WARDLAW, J., SPRINKS, J., HOUGHTON, R., MULLER, J.-P., SIDIROPOULOS, P., BAMFORD, S. and MARSH, S., 2018. Comparing experts and novices in Martian surface feature change detection and identification International Journal of Applied Earth Observation and Geoinformation. 64, 354-364 BOYD, D. S., JACKSON, B., WARDLAW, J., FOODY, G. M., MARSH, S. and BALES, K., 2018. Slavery from Space: Demonstrating the role for satellite remote sensing to inform evidence-based action related to UN SDG number 8: ISPRS Journal of Photogrammetry and Remote Sensing ISPRS Journal of Photogrammetry and Remote Sensing. 142(August 2018), 380-388
SPRINKS, J, WARDLAW, J, HOUGHTON, RJ, BAMFORD, S and MORLEY, J, 2017. Task Workflow Design and its impact on performance and volunteers' subjective preference in Virtual Citizen Science International Journal of Human-Computer Studies. 104, 50-63

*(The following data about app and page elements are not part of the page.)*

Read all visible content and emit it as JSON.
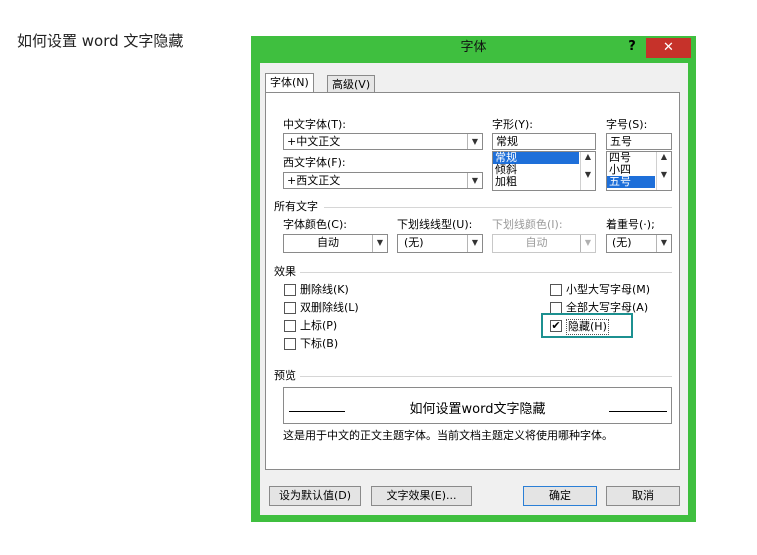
{
  "caption": "如何设置 word 文字隐藏",
  "dialog": {
    "title": "字体",
    "help": "?",
    "close": "✕",
    "tabs": [
      "字体(N)",
      "高级(V)"
    ],
    "font": {
      "cn_font_label": "中文字体(T):",
      "cn_font_value": "+中文正文",
      "west_font_label": "西文字体(F):",
      "west_font_value": "+西文正文",
      "style_label": "字形(Y):",
      "style_value": "常规",
      "style_options": [
        "常规",
        "倾斜",
        "加粗"
      ],
      "size_label": "字号(S):",
      "size_value": "五号",
      "size_options": [
        "四号",
        "小四",
        "五号"
      ]
    },
    "all_text": {
      "section": "所有文字",
      "color_label": "字体颜色(C):",
      "color_value": "自动",
      "underline_label": "下划线线型(U):",
      "underline_value": "(无)",
      "underline_color_label": "下划线颜色(I):",
      "underline_color_value": "自动",
      "emphasis_label": "着重号(·);",
      "emphasis_value": "(无)"
    },
    "effects": {
      "section": "效果",
      "strikethrough": "删除线(K)",
      "double_strike": "双删除线(L)",
      "superscript": "上标(P)",
      "subscript": "下标(B)",
      "small_caps": "小型大写字母(M)",
      "all_caps": "全部大写字母(A)",
      "hidden": "隐藏(H)",
      "hidden_checked": "✔"
    },
    "preview": {
      "section": "预览",
      "text": "如何设置word文字隐藏",
      "note": "这是用于中文的正文主题字体。当前文档主题定义将使用哪种字体。"
    },
    "buttons": {
      "set_default": "设为默认值(D)",
      "text_effects": "文字效果(E)...",
      "ok": "确定",
      "cancel": "取消"
    }
  }
}
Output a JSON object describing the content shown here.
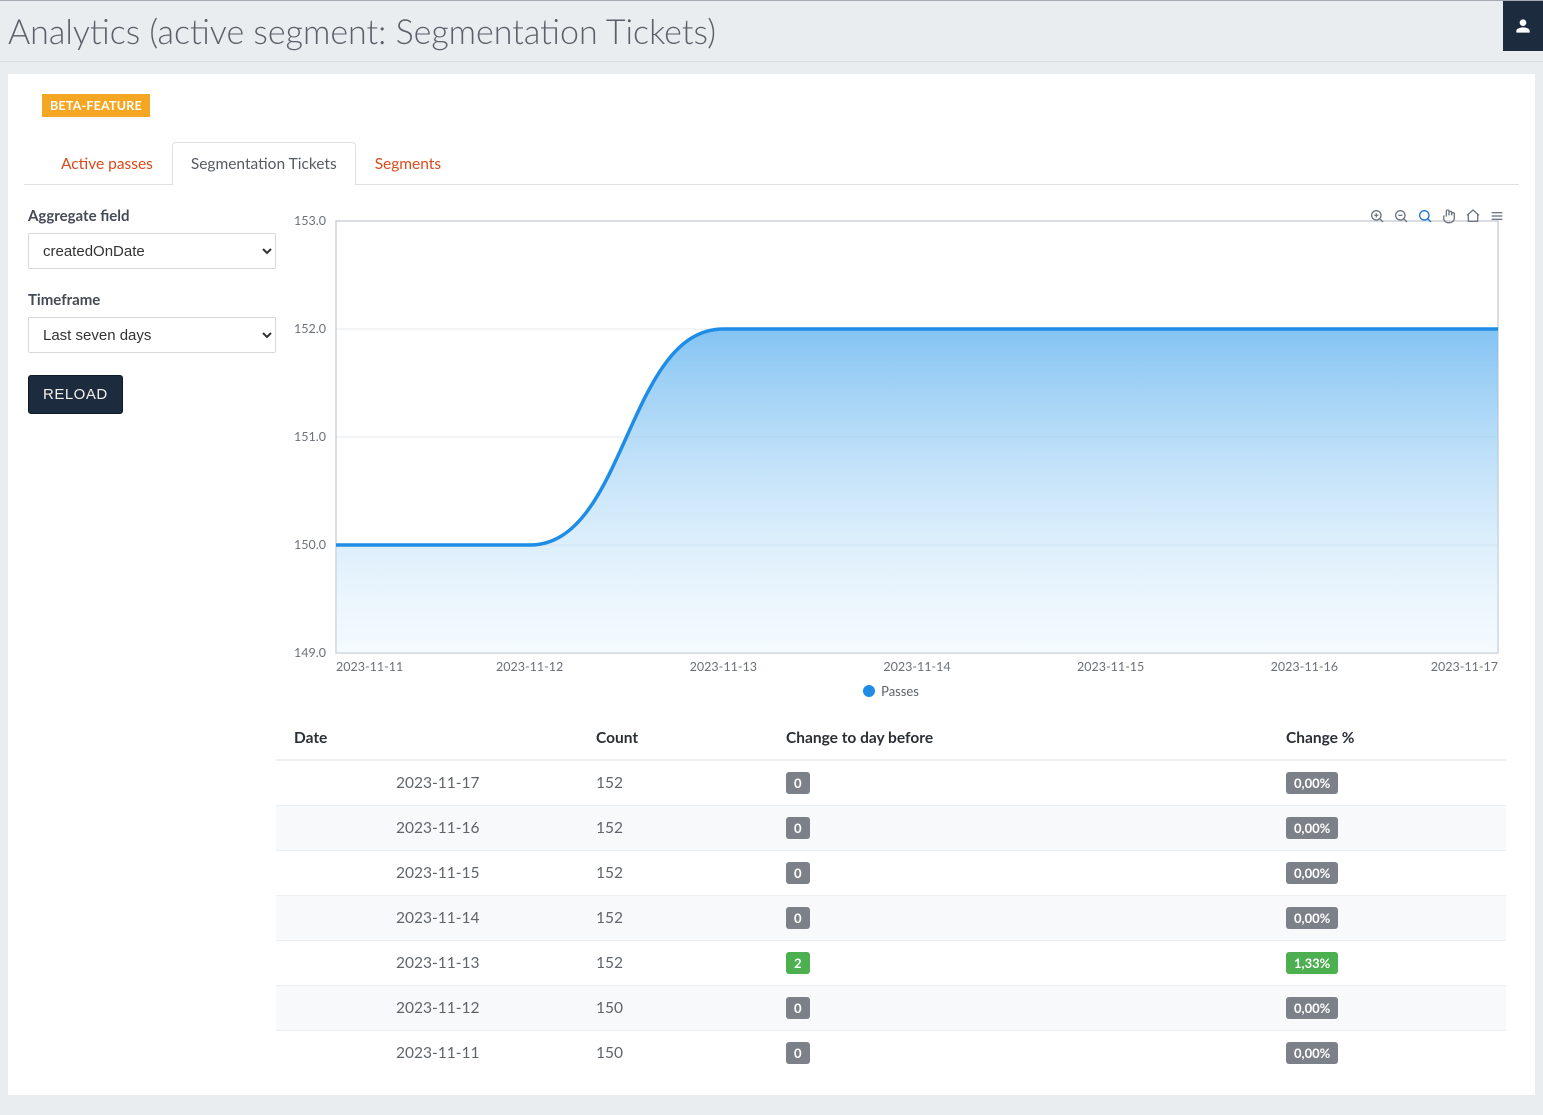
{
  "page": {
    "title": "Analytics (active segment: Segmentation Tickets)"
  },
  "badge": {
    "label": "BETA-FEATURE"
  },
  "tabs": [
    {
      "id": "active-passes",
      "label": "Active passes",
      "active": false
    },
    {
      "id": "segmentation-tickets",
      "label": "Segmentation Tickets",
      "active": true
    },
    {
      "id": "segments",
      "label": "Segments",
      "active": false
    }
  ],
  "form": {
    "aggregate": {
      "label": "Aggregate field",
      "value": "createdOnDate",
      "options": [
        "createdOnDate"
      ]
    },
    "timeframe": {
      "label": "Timeframe",
      "value": "Last seven days",
      "options": [
        "Last seven days"
      ]
    },
    "reload_label": "RELOAD"
  },
  "chart_toolbar": {
    "tools": [
      "zoom-in",
      "zoom-out",
      "selection-zoom",
      "pan",
      "home",
      "menu"
    ],
    "active_tool": "selection-zoom"
  },
  "chart_data": {
    "type": "area",
    "series_name": "Passes",
    "x": [
      "2023-11-11",
      "2023-11-12",
      "2023-11-13",
      "2023-11-14",
      "2023-11-15",
      "2023-11-16",
      "2023-11-17"
    ],
    "y": [
      150,
      150,
      152,
      152,
      152,
      152,
      152
    ],
    "y_ticks": [
      149.0,
      150.0,
      151.0,
      152.0,
      153.0
    ],
    "ylim": [
      149,
      153
    ],
    "legend": "Passes"
  },
  "table": {
    "headers": [
      "Date",
      "Count",
      "Change to day before",
      "Change %"
    ],
    "rows": [
      {
        "date": "2023-11-17",
        "count": 152,
        "change": 0,
        "pct": "0,00%",
        "color": "gray"
      },
      {
        "date": "2023-11-16",
        "count": 152,
        "change": 0,
        "pct": "0,00%",
        "color": "gray"
      },
      {
        "date": "2023-11-15",
        "count": 152,
        "change": 0,
        "pct": "0,00%",
        "color": "gray"
      },
      {
        "date": "2023-11-14",
        "count": 152,
        "change": 0,
        "pct": "0,00%",
        "color": "gray"
      },
      {
        "date": "2023-11-13",
        "count": 152,
        "change": 2,
        "pct": "1,33%",
        "color": "green"
      },
      {
        "date": "2023-11-12",
        "count": 150,
        "change": 0,
        "pct": "0,00%",
        "color": "gray"
      },
      {
        "date": "2023-11-11",
        "count": 150,
        "change": 0,
        "pct": "0,00%",
        "color": "gray"
      }
    ]
  }
}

I am a postdoc with the Rights Lab at the University of Nottingham, developing web-based Citizen Science/crowdsourcing projects and approaches to locate features in satellite images associated with activities in which modern slavery is known to be widespread (e.g. brick manufacturing in Central Asia). My research is driven to improve estimates of the prevalence of these activities, and validate/train machine learning algorithms to farm satellite imagery for the same features, to support the UN's Sustainable Development Goal of ending modern slavery by 2030. Preliminary projects (supported by an Early Career Researcher Secondment to DigitalGlobe, funded by UoN's Impact Acceleration Account from the Economic and Social Research Council) focused on the brick manufacturing industry in India. This will extend to other activities such as fish farming, charcoal camps and mining, with distinctive signatures in satellite imagery. From 2015-2017, I was a Postdoctoral Research Fellow within the Nottingham Geospatial Institute (NGI), University of Nottingham, involved in the development of an online Citizen Science project to identify and classify changes on the surface of Mars. The research received funding from the European Union's Seventh Framework Programme FP7 (2007 - 2013) under grant agreement no 607379: www.i-mars.eu.
I completed my Engineering Doctorate in 2015, which was a longitudinal study of the introduction and impact of User-Centred Design (UCD) methods on a healthcare informatics organisation, beyond improvements in the user interface and experience. It identified obstacles and opportunities for embedding UCD techniques in the organisation, their additional value to the organisation (beyond the identification of usability problems) and the strengths and weaknesses of the Action Research approach for investigation of design practice.
My research interests span Geography (including Web GIS, cartography, spatial cognition and knowledge construction, health geography) and Human-Computer Interaction (from applied aspects such as user-centred design, usability engineering and design practice, to cognitive aspects including sense- and decision-making, information visualisation and affective interaction design), especially as it applies to geographical and so-called "Big" data. I am especially interested in the boundary between amateur and professional, and human and machine, capabilities.